**Your instructions:** Whenever a line in the records below holds the string "type", include it in the count, and state the number alone.

**Material to process:**
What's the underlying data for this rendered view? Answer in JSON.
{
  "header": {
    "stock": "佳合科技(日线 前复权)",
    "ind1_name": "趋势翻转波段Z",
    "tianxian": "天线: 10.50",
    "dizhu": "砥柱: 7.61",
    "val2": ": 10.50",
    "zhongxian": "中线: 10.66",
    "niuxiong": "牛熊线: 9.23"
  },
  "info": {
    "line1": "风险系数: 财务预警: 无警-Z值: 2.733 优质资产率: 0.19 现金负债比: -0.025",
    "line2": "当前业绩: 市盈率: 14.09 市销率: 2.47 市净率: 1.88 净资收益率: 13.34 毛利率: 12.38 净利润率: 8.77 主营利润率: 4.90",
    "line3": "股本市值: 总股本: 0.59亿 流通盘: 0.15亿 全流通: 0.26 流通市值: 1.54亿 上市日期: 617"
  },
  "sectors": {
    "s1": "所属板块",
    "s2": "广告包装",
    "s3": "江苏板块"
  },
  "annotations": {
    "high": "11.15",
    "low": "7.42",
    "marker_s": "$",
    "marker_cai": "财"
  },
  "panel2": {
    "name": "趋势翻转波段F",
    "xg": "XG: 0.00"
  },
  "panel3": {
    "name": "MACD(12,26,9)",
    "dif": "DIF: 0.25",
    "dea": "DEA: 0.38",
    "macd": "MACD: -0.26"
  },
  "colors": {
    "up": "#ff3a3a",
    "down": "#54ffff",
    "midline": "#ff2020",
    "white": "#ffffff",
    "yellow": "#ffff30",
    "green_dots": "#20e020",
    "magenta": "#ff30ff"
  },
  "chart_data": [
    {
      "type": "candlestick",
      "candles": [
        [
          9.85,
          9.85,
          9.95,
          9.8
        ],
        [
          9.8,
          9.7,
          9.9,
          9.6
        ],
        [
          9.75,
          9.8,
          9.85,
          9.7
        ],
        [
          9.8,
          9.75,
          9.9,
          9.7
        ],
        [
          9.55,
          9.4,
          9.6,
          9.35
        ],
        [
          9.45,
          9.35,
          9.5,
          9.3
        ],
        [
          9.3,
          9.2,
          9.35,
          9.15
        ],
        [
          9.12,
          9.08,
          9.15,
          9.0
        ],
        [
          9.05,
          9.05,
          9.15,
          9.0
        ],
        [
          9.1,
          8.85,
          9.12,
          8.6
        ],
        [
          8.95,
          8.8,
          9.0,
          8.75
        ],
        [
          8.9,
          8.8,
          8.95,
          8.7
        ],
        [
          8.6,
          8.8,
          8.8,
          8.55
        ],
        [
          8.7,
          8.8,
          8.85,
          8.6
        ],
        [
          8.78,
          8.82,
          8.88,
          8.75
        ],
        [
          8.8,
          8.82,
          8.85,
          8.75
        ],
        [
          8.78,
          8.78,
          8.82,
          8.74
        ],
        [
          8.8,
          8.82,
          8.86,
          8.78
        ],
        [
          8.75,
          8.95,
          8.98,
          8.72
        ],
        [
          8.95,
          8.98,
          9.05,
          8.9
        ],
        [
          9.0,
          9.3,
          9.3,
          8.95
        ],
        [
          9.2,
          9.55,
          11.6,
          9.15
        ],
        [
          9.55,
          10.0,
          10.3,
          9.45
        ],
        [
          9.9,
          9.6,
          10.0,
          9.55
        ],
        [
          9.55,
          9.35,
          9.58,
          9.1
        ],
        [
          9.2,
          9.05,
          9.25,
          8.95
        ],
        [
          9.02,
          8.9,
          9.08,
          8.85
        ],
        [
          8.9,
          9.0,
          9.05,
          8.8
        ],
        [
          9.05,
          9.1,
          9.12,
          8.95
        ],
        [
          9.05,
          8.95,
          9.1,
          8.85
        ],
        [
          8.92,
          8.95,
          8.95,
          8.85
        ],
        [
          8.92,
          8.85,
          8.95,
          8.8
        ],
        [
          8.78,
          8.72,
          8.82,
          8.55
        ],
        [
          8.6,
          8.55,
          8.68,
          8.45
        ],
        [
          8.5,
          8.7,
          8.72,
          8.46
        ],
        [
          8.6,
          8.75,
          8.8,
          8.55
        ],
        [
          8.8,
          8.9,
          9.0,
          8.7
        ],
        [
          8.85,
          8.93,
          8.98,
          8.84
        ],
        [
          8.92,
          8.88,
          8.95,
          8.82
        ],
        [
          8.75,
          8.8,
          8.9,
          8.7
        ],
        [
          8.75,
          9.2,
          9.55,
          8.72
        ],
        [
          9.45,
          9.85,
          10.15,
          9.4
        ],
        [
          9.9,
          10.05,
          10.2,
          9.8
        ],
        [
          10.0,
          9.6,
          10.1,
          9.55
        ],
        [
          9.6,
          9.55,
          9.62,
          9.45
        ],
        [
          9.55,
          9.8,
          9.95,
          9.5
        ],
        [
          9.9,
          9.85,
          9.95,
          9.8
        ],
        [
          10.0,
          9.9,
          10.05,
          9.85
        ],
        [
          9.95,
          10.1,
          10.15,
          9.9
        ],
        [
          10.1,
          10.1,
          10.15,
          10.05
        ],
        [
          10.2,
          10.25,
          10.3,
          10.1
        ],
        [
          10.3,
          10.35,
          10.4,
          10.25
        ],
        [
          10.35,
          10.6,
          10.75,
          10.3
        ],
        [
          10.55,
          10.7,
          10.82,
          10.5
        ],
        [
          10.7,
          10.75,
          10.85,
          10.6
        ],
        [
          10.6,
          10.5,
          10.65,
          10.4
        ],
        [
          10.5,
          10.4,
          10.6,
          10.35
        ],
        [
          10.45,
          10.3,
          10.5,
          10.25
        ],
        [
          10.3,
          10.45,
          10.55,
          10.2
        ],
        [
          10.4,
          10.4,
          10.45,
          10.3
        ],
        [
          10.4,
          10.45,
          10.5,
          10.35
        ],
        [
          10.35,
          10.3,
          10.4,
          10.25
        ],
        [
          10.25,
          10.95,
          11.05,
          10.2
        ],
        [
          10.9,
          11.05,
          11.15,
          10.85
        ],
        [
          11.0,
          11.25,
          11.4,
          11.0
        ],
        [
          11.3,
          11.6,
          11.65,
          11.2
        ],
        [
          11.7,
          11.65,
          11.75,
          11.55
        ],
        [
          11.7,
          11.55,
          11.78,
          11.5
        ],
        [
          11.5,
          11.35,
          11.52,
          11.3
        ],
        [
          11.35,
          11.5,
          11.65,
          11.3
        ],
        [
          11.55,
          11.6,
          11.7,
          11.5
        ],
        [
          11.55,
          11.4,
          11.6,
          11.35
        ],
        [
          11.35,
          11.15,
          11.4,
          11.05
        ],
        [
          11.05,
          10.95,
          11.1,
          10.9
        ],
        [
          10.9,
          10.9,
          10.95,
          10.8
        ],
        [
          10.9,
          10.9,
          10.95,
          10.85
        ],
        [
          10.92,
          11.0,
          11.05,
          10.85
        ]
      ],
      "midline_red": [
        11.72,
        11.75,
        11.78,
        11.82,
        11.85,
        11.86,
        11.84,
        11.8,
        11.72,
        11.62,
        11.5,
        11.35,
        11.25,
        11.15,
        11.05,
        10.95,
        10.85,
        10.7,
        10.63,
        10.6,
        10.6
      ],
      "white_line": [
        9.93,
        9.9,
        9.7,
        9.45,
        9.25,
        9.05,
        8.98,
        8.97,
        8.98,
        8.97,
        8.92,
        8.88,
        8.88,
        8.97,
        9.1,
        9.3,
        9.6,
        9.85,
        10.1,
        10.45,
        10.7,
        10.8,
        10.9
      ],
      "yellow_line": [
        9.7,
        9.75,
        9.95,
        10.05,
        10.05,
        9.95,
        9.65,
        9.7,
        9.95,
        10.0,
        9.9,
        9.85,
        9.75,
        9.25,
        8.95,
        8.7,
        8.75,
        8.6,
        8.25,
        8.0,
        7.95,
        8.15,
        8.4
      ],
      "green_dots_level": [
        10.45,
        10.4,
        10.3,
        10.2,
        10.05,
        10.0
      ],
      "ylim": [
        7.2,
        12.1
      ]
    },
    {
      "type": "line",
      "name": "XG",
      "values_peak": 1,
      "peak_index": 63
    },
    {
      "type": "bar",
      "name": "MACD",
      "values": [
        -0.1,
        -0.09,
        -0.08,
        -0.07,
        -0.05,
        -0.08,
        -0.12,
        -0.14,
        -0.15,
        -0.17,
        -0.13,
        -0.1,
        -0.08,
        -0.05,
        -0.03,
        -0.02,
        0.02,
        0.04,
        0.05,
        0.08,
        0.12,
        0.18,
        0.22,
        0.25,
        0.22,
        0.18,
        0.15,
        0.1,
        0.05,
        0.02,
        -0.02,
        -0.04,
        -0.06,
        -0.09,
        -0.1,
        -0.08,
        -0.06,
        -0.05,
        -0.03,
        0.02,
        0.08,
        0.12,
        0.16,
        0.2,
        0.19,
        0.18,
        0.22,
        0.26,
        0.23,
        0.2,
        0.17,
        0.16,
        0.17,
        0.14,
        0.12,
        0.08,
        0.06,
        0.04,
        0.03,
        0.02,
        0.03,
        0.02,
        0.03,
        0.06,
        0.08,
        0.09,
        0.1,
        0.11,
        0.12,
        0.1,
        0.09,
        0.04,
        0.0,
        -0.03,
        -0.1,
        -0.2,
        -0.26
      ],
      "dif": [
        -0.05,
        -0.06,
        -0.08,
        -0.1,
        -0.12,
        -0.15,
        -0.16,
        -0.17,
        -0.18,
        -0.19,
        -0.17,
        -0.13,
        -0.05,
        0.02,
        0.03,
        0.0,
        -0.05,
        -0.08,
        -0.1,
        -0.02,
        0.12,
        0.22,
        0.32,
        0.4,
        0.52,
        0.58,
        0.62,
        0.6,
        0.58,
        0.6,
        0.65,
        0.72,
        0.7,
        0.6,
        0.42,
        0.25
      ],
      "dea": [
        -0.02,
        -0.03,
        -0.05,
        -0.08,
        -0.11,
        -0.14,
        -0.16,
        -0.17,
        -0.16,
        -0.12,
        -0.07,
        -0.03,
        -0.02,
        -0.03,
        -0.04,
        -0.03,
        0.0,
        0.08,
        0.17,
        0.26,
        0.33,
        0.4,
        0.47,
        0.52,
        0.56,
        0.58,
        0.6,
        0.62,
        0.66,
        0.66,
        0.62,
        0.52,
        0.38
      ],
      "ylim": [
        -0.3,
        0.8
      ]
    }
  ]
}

**Expected output:** 3